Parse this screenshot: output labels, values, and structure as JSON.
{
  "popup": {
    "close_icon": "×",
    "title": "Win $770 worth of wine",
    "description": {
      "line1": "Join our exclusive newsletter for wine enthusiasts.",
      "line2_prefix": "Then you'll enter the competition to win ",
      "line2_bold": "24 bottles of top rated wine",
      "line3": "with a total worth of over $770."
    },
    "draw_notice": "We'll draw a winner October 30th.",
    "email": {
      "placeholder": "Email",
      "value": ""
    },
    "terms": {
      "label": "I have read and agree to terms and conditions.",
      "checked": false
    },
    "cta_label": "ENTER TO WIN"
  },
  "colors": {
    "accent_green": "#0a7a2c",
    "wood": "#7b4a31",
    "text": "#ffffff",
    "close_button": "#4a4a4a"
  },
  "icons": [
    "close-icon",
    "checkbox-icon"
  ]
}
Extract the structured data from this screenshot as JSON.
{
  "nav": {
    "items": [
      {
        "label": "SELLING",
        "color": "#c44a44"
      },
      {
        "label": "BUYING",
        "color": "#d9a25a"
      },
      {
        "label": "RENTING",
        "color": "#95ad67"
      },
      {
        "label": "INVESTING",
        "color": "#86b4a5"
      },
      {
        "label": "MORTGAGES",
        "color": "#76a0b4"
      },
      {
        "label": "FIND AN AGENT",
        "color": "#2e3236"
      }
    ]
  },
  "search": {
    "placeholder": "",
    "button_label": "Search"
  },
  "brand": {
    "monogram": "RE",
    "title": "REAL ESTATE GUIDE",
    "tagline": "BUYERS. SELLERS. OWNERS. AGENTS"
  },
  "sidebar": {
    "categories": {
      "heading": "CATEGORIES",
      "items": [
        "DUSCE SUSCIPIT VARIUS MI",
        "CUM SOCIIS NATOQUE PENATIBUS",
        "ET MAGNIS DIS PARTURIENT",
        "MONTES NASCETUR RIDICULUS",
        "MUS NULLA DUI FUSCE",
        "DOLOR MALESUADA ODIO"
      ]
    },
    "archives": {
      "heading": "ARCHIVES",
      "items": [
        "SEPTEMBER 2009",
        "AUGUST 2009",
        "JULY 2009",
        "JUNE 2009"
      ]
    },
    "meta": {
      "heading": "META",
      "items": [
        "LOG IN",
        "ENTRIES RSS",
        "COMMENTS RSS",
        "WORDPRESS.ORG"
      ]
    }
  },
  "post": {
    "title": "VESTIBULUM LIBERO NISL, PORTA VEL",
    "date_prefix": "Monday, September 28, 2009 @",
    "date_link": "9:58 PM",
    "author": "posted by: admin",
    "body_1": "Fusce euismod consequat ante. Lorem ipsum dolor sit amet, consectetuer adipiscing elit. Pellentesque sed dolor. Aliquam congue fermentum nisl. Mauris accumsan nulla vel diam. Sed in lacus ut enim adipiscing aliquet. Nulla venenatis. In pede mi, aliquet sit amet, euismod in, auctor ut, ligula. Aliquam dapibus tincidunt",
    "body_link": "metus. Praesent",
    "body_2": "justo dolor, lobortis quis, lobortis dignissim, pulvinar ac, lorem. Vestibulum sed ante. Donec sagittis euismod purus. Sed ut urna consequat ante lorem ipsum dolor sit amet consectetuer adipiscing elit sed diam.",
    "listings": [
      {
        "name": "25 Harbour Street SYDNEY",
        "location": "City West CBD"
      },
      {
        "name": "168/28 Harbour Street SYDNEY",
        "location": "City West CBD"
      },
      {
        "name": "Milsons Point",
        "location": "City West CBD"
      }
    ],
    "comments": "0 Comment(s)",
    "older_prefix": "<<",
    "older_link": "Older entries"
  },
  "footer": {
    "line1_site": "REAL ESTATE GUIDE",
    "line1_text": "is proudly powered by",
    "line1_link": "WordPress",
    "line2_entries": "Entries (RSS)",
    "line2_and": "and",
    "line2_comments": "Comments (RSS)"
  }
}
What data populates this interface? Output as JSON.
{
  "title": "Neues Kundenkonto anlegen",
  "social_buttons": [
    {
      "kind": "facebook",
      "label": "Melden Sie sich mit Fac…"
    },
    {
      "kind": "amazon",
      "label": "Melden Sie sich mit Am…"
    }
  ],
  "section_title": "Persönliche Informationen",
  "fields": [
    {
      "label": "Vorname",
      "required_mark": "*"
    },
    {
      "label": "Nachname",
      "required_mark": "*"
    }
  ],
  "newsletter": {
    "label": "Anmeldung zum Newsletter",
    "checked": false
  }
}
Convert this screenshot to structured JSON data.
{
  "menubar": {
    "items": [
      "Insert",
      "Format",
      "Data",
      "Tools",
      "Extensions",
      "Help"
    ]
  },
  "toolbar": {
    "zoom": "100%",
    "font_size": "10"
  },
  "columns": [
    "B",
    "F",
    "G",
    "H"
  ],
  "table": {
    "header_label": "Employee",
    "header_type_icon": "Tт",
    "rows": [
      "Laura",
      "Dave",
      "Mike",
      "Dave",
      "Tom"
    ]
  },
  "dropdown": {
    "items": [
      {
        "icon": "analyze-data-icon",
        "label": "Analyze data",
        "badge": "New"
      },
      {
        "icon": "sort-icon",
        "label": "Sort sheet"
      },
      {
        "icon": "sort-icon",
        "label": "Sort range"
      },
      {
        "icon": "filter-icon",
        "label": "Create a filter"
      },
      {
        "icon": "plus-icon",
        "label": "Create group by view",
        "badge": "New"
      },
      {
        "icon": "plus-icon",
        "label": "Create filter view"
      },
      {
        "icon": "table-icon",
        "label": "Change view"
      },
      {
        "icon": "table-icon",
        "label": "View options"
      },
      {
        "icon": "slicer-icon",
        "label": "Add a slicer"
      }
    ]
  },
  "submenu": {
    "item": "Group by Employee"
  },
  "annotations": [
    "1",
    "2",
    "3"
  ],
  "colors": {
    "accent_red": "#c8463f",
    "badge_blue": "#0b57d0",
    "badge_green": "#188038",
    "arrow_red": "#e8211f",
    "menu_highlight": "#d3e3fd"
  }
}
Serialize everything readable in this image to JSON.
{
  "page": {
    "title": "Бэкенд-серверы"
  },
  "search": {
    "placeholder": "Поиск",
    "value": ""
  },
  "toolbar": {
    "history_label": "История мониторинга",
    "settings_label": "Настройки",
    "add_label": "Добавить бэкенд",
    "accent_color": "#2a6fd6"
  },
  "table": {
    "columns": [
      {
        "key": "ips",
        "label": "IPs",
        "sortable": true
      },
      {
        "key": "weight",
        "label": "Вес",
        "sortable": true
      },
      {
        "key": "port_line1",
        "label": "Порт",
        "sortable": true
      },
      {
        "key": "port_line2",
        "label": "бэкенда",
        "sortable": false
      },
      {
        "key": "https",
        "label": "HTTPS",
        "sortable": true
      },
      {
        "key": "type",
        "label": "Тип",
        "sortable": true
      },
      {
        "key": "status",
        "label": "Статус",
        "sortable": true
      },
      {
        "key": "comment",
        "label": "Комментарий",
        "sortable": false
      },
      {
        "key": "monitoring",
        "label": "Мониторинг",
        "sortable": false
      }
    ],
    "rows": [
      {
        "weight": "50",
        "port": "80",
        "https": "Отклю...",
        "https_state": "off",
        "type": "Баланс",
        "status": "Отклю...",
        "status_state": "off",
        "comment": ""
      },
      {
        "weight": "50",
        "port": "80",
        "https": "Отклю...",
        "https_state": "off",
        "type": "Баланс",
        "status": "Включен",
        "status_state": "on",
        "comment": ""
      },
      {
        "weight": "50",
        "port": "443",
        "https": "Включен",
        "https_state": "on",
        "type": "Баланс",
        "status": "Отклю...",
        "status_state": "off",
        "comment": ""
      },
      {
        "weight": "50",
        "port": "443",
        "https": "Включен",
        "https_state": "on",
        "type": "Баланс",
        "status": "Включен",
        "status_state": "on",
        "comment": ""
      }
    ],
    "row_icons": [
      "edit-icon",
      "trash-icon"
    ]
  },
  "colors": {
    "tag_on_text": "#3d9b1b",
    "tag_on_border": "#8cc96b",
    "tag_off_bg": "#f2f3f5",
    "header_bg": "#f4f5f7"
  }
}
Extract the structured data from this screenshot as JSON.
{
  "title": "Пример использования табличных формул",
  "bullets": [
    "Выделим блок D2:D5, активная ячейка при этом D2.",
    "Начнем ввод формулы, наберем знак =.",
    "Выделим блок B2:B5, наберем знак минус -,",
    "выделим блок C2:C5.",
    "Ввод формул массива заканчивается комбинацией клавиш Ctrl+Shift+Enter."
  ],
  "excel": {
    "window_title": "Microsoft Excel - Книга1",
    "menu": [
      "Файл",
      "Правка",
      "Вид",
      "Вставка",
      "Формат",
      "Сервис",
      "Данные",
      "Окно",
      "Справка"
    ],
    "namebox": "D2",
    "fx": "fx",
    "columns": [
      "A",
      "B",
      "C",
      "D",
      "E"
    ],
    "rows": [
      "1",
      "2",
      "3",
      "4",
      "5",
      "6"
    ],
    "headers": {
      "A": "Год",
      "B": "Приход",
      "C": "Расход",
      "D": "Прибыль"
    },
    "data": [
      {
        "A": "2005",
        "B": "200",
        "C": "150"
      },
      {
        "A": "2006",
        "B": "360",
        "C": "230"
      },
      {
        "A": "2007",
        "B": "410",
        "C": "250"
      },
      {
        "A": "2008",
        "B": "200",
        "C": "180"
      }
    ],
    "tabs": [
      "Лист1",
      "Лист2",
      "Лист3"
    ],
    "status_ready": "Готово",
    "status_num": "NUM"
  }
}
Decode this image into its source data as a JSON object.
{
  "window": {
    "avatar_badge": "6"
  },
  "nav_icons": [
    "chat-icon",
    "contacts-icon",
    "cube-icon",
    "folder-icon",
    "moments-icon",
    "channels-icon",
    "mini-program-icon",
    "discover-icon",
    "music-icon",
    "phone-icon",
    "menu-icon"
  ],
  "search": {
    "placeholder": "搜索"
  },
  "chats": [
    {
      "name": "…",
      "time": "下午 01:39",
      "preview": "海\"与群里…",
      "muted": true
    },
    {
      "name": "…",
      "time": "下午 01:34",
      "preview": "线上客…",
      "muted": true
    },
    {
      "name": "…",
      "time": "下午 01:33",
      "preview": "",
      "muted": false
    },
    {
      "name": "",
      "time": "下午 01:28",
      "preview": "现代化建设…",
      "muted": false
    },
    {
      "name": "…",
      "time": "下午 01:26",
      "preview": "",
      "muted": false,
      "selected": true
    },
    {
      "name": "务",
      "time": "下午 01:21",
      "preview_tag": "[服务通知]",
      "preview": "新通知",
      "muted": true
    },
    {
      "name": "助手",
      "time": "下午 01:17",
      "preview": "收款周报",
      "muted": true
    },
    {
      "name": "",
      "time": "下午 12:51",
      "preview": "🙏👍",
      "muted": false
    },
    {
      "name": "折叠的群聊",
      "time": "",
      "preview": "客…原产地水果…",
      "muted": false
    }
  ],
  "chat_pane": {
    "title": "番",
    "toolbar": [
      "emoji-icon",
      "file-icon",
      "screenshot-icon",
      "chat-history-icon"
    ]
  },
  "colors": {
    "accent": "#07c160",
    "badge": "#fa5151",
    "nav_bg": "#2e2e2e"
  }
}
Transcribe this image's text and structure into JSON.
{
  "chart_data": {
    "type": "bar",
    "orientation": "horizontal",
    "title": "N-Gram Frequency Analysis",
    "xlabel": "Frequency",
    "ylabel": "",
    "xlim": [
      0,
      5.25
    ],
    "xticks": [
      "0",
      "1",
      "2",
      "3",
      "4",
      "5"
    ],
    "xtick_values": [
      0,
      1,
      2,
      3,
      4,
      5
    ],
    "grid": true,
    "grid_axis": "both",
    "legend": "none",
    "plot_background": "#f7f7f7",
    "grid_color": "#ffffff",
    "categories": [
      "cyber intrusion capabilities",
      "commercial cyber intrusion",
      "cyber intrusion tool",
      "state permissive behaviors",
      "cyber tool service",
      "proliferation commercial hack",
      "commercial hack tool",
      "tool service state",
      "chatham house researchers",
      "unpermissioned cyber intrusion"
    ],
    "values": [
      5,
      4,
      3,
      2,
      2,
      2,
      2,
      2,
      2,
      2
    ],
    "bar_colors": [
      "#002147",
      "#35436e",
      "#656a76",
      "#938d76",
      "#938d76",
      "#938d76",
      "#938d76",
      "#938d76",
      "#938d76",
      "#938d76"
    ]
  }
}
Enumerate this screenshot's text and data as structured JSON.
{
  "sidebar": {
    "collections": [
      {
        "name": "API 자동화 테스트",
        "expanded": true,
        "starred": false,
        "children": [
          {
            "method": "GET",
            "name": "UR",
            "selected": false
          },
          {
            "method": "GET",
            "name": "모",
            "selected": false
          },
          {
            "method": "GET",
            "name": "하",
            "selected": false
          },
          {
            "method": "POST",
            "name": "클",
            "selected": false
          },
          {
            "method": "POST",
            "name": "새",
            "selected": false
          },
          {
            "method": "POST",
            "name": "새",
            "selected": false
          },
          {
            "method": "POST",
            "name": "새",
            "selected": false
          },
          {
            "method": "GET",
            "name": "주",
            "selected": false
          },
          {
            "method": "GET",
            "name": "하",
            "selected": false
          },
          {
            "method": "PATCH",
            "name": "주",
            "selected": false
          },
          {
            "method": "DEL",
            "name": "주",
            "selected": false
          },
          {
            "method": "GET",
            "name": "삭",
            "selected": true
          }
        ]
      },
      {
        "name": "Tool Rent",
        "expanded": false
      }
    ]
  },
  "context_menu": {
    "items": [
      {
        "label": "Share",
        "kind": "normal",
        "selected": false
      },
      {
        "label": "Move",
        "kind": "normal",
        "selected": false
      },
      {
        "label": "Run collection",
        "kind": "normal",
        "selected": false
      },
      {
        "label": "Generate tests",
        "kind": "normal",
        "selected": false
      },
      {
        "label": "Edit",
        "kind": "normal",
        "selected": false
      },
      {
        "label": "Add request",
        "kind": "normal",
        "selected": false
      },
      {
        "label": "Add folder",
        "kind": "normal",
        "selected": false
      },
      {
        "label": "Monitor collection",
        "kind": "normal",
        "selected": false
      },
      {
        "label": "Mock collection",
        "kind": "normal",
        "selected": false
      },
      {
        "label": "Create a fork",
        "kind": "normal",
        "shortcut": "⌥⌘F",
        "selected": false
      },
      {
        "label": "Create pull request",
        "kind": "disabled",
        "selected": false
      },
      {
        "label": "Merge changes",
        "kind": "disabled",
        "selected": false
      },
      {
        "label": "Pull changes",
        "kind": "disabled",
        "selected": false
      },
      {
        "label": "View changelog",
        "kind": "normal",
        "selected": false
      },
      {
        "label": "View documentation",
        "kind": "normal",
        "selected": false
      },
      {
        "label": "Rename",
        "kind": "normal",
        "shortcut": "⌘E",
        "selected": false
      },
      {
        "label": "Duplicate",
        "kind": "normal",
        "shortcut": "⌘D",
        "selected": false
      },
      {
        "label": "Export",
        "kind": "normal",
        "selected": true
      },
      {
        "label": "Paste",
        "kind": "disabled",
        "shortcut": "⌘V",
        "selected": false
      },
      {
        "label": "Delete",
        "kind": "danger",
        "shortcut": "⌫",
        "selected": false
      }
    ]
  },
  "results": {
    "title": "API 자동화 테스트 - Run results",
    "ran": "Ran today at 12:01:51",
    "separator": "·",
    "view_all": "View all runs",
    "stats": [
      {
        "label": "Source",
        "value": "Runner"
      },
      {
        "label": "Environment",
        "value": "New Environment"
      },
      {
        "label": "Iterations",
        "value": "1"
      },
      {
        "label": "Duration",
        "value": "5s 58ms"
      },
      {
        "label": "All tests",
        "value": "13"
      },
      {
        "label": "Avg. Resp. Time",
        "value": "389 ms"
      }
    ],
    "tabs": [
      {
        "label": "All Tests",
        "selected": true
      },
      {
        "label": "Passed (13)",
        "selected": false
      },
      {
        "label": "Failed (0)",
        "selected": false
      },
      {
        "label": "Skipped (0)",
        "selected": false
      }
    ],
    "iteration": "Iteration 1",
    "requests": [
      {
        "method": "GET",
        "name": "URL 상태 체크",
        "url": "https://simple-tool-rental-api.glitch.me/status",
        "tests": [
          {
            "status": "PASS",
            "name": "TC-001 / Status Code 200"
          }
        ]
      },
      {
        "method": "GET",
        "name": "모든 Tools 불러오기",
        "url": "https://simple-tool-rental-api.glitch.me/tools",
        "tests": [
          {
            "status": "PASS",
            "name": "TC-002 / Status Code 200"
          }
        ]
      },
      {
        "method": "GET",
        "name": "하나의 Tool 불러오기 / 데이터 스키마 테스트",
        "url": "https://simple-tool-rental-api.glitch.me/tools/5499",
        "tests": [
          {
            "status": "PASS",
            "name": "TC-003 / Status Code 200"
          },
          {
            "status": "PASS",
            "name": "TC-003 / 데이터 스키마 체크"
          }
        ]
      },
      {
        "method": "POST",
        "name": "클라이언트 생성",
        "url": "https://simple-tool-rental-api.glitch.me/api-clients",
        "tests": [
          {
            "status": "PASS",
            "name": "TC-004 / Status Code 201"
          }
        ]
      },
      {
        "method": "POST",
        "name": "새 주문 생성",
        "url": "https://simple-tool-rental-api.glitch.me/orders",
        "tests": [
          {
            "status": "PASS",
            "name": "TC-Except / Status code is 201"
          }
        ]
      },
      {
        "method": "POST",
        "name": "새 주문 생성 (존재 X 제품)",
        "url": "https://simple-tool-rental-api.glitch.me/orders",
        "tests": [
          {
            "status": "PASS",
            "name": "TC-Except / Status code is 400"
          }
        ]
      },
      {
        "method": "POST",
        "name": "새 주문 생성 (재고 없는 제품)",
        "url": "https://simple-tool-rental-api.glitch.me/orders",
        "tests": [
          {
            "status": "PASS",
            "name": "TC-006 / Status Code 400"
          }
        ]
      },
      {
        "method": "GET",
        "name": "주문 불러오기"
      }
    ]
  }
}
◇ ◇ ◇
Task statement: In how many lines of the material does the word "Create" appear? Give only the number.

Expected answer: 5